    5. Joseph wept, probably because his brothers had not yet received his love, and he began assuring them again of his pardon, displaying mature faith when he asked, “Am I in the place of God?” (Gen. 50:18–19). What he really meant was this: “Brothers, I am not God, and it is not my place to take vengeance. I forgive you.” God’s people trust Him, not themselves, to repay transgressors (Prov 20:22). -- https://www.ligonier.org/learn/devotionals/joseph-and-his-brothers/ “Do not be afraid for am I in the place of God? But as for you, you meant evil against me but God meant it for good in order to bring it about as it is this day to save many people alive. Now, therefore, do not be afraid, I will provide for you and your little ones. And he comforted them and spoke kindly to them.” There was no vengeance here. There was no hatred. There was no animosity. Joseph treated his brothers with mercy. He treated them with loving kindness. He treated them with undeserved favor. But the question is this, How does kindness and love and mercy and grace become cultivated in the heart of one so wickedly treated? How does this attitude of complete forgiveness and compassion and affection and provision and comfort and kindness come out of the heart of one so horribly treated? The answer is found in Joseph’s theology. He had a clear understanding that what his brothers have done to him is evil. But though they meant it for evil, God meant it for good. He had a clear understanding that God was at work and God is in control and you can trust God for the outcome. It was his theology of the sovereign purpose and providence of God that generated the attitude of his heart. Boy, that’s a great lesson. Unless we see the big picture of what God is doing through the difficulties of life, the suffering, the pain, the iniquities, the injustices of life, we will miss the profound and foundational truth that God is using all of it for our ultimate good and His glory. The big picture that Joseph saw was the reality that though they had mistreated him, it was in the purpose of God. And that purpose was so vast, and so all encompassing, and so far-reaching as really to be staggeringly amazing. Bottom line, the Lord used Joseph’s suffering and his subsequent circumstances to accomplish His own sovereign purposes. Far bigger picture. God had a plan for the world and in order to fulfill that plan for the world, He had a plan for the nation Israel. And in order to fulfill the plan for the nation Israel, He had a plan for Joseph. And it all was tied together. The plan for His chosen people included their survival, their survival during a seven-year famine. During that seven-year famine they had no food in Israel. From <https://www.gty.org/library/sermons-library/80-388/Joseph-Because-God-Meant-It-for-Good>

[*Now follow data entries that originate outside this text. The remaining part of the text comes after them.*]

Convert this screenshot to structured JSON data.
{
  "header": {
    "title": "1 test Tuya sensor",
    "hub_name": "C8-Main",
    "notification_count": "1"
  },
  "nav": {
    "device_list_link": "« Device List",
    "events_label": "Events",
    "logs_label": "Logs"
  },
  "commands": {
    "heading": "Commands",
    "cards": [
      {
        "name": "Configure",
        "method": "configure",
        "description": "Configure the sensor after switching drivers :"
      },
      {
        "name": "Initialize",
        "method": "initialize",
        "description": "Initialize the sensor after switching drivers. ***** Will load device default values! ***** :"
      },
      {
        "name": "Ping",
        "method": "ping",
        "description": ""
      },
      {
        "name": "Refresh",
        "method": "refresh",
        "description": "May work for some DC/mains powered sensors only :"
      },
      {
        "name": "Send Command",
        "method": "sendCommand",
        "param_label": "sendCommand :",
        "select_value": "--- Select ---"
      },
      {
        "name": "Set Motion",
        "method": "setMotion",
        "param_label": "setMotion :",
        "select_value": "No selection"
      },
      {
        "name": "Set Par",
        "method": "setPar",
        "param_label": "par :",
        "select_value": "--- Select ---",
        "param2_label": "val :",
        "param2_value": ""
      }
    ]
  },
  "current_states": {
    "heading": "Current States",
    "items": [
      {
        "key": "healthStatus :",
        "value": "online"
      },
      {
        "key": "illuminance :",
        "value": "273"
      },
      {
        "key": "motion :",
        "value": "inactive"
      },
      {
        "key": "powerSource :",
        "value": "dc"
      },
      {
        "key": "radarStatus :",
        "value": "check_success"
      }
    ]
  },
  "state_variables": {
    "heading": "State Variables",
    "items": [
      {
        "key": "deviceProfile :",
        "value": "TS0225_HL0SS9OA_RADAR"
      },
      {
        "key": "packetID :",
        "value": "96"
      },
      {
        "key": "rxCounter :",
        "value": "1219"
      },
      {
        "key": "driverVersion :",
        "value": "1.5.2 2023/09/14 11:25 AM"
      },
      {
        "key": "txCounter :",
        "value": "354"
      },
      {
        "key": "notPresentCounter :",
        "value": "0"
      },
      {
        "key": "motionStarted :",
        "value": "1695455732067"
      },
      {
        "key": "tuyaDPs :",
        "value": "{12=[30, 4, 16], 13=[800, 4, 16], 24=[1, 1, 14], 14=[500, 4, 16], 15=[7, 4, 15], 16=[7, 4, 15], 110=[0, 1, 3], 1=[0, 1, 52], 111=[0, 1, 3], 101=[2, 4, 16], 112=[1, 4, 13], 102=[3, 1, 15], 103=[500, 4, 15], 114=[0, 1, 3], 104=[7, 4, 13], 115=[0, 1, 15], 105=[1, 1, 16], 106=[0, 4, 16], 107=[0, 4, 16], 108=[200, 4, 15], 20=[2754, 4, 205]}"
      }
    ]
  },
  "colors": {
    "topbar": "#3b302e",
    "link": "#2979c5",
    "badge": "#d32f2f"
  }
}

      1. That's good. I've always looked at that passage as a story to explain God's sovereignty over evil. But seeing how someone who experienced such pain and evil was able to cultivate that forgiveness and mercy through the empowering of God is a good lesson of how not to allow bitterness to overtake the heart.

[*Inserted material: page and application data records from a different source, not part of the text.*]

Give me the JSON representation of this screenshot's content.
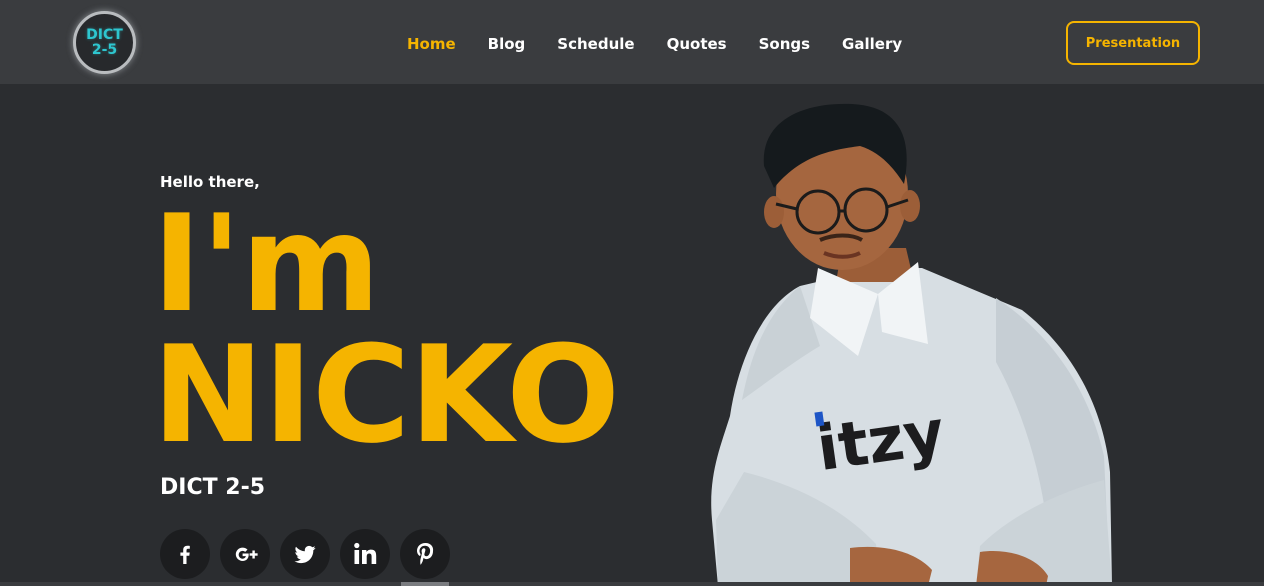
{
  "logo": {
    "line1": "DICT",
    "line2": "2-5"
  },
  "nav": {
    "items": [
      {
        "label": "Home",
        "active": true
      },
      {
        "label": "Blog",
        "active": false
      },
      {
        "label": "Schedule",
        "active": false
      },
      {
        "label": "Quotes",
        "active": false
      },
      {
        "label": "Songs",
        "active": false
      },
      {
        "label": "Gallery",
        "active": false
      }
    ],
    "cta_label": "Presentation"
  },
  "hero": {
    "greeting": "Hello there,",
    "line1": "I'm",
    "line2": "NICKO",
    "subtitle": "DICT 2-5",
    "shirt_text": "itzy"
  },
  "socials": [
    {
      "icon": "facebook-icon"
    },
    {
      "icon": "google-plus-icon"
    },
    {
      "icon": "twitter-icon"
    },
    {
      "icon": "linkedin-icon"
    },
    {
      "icon": "pinterest-icon"
    }
  ],
  "colors": {
    "accent": "#f5b400",
    "navbar": "#3a3c3f",
    "background": "#2b2d30",
    "logo_text": "#2ec6cf"
  }
}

    6. Knowing God is how we find rest and peace when we are tired and heavy-laden. When we know Him, and He is revealed to us, that is when the burden which we had taken up for God will be light, because it is with His strength that we take the burden.
      1. ready to start
      2. lets start